Stressed out and Probably Shouldn't be!

iVillage Member
Registered: 05-06-2009
Stressed out and Probably Shouldn't be!
3
Fri, 02-04-2011 - 10:40pm

Came in to post about all my stress, then read a couple of posts and am thinking its not so bad.

iVillage Member
Registered: 10-03-2004
Sat, 02-05-2011 - 12:12pm

Hi!

iVillage Member
Registered: 01-07-2008
Wed, 02-09-2011 - 7:48am

I totally get why this would stress you out. I wanted to give you some general support and feedback, rather than specific for your situation, because I haven't had twins and I haven't had a child diagnosed that early, so I don't have that to draw on for you. But I do very much empathise with the feeling of struggling to engage with your child - I think we have all been through that, it is a feature of having a child on the spectrum. So the first thing I want to say is that there is never any problem that seems 'too small' or stupid to post about here: if it matters to you, it matters, and you can pretty much guarantee that you are not alone.

The second thing I wanted to share was my view as a mother of an older Aspie with two younger NT siblings. We did not get the diagnosis until our Aspie was 8 and until then we really struggled with a bright but strange child, who was constantly in trouble at school for strange things no-one could figure out, and for whom we used to tear our hair out trying to work out what was going on with him: how could he be so bright and engaging but not be able to tie his shoelaces, how could he take the lead in the school play and memorise his lines perfectly and break everyone's hearts then try and strangle a boy who cut in line ahead of him, how could he produce beautifully drawn maps of imaginary worlds but hide under the table and cry every time it was PE or the lunch bell rang??. Once we had the diagnosis and worked out why our normal parenting 'tricks' (and the advice we had from well-meaning professionals who did not know about Aspergers and ASD) did not work we found better ways to understand and support him. But it was a very long hard road, and perhaps the hardest thing was the constant nagging feeling that I was failing him completely as a parent because I did not 'get' him at all, and (even worse) I found him so much harder work than his NT siblings.

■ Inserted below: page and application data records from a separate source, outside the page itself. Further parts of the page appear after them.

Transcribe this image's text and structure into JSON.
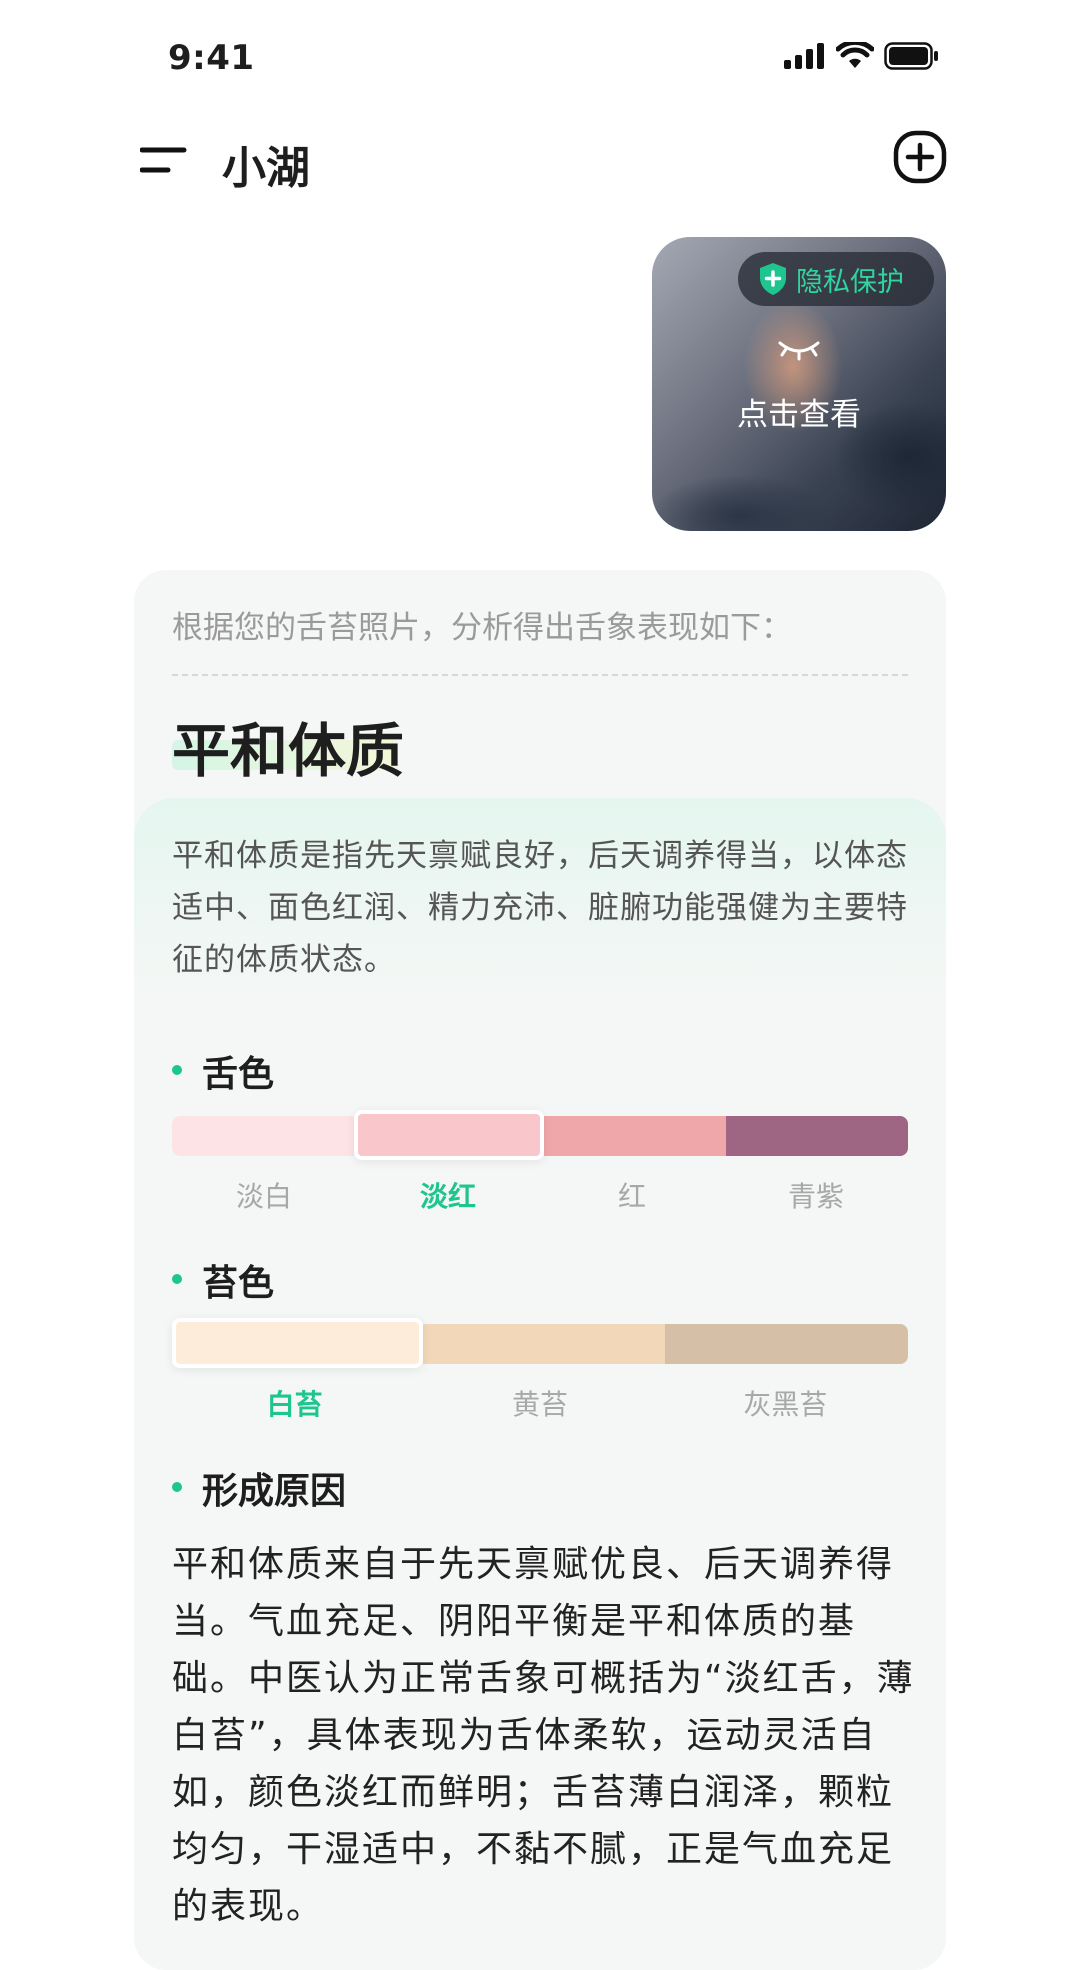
{
  "status_bar": {
    "time": "9:41"
  },
  "header": {
    "title": "小湖"
  },
  "photo_card": {
    "privacy_label": "隐私保护",
    "view_label": "点击查看"
  },
  "analysis": {
    "intro": "根据您的舌苔照片，分析得出舌象表现如下：",
    "constitution": "平和体质",
    "description": "平和体质是指先天禀赋良好，后天调养得当，以体态适中、面色红润、精力充沛、脏腑功能强健为主要特征的体质状态。",
    "tongue_color": {
      "title": "舌色",
      "options": [
        "淡白",
        "淡红",
        "红",
        "青紫"
      ],
      "colors": [
        "#fde3e6",
        "#f9c6cb",
        "#f0a7a9",
        "#9e6683"
      ],
      "selected_index": 1
    },
    "coating_color": {
      "title": "苔色",
      "options": [
        "白苔",
        "黄苔",
        "灰黑苔"
      ],
      "colors": [
        "#fdecd9",
        "#f2d8b8",
        "#d5bfa7"
      ],
      "selected_index": 0
    },
    "cause": {
      "title": "形成原因",
      "text": "平和体质来自于先天禀赋优良、后天调养得当。气血充足、阴阳平衡是平和体质的基础。中医认为正常舌象可概括为“淡红舌，薄白苔”，具体表现为舌体柔软，运动灵活自如，颜色淡红而鲜明；舌苔薄白润泽，颗粒均匀，干湿适中，不黏不腻，正是气血充足的表现。"
    }
  },
  "colors": {
    "accent": "#1ec58e",
    "privacy_green": "#2fd4a0"
  }
}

But, you know, it got better as he got older. He's incredible, in so many ways, and I connect with him now that I understand a lot more about Aspergers and ASD. As he has gotten older he has become very adept at explaining his world to me - and to other people. He recently wrote out his own IEP and a resource pack for his teachers to explain to them how to support him at school, and his teachers wer falling over themselves to tell me how brilliant and helpful it was for them. He has been invited to address the Scottish Children's Commissioner and takes part in a gifted creative writing workshop at Glasgow Unversity. And he ties his shoelaces and takes part in PE, which are no lesser achievements in his world! He would never have been able to do those things had we not been able to break through to his world and understand his take on emotions, feelings, people, his environment, etc. And I can't begin to summarise this for you because it has taken us about 4 years to learn it, but truly, it is a *very* different world from the one you and I inhabit as NTs.

And there is *no way* he could have shared this world with us when he was 34 months old. It's as if he is an alien visiting our planet or, as he would see it, we are aliens living in his planet with grudging tolerance for our imperfections from him. We have to learn each other's language and culture and be very respectful of our differences in order to be able to live together. But, and I am absolutely clear on this and so is he, we love each other deeply, even if he still struggles to know what that really means for NTs. We, the NTs, 'translate the world' for him, we make a potentially terrifying place manageable. That is what you are doing for your twins, and it is even more important for them, because they do not yet have the skills to do that themselves.

My friends who only have NT children do not understand *at all* how difficult it is. But because I have NT children too, I understand that they do not 'get' this - they live in the same world as their children, they are not constantly having to adjust their thinking and see the world from a little alien's perspective. I am priviledged to get a glimpse of that alien world, but it is truly very hard work crossing the divide. Don't underestimate it.

I know this isn't the kind of practical help you need right now, but I hope it is useful support nonetheless.

Kirsty, mum to Euan (12, Aspergers Syndrome) Rohan (7, NT) and Maeve (5, NT)

"My definition of housework is to sweep the room with a glance"


Follow my blog on http://mumsnet.com/blogs/kirsteinr/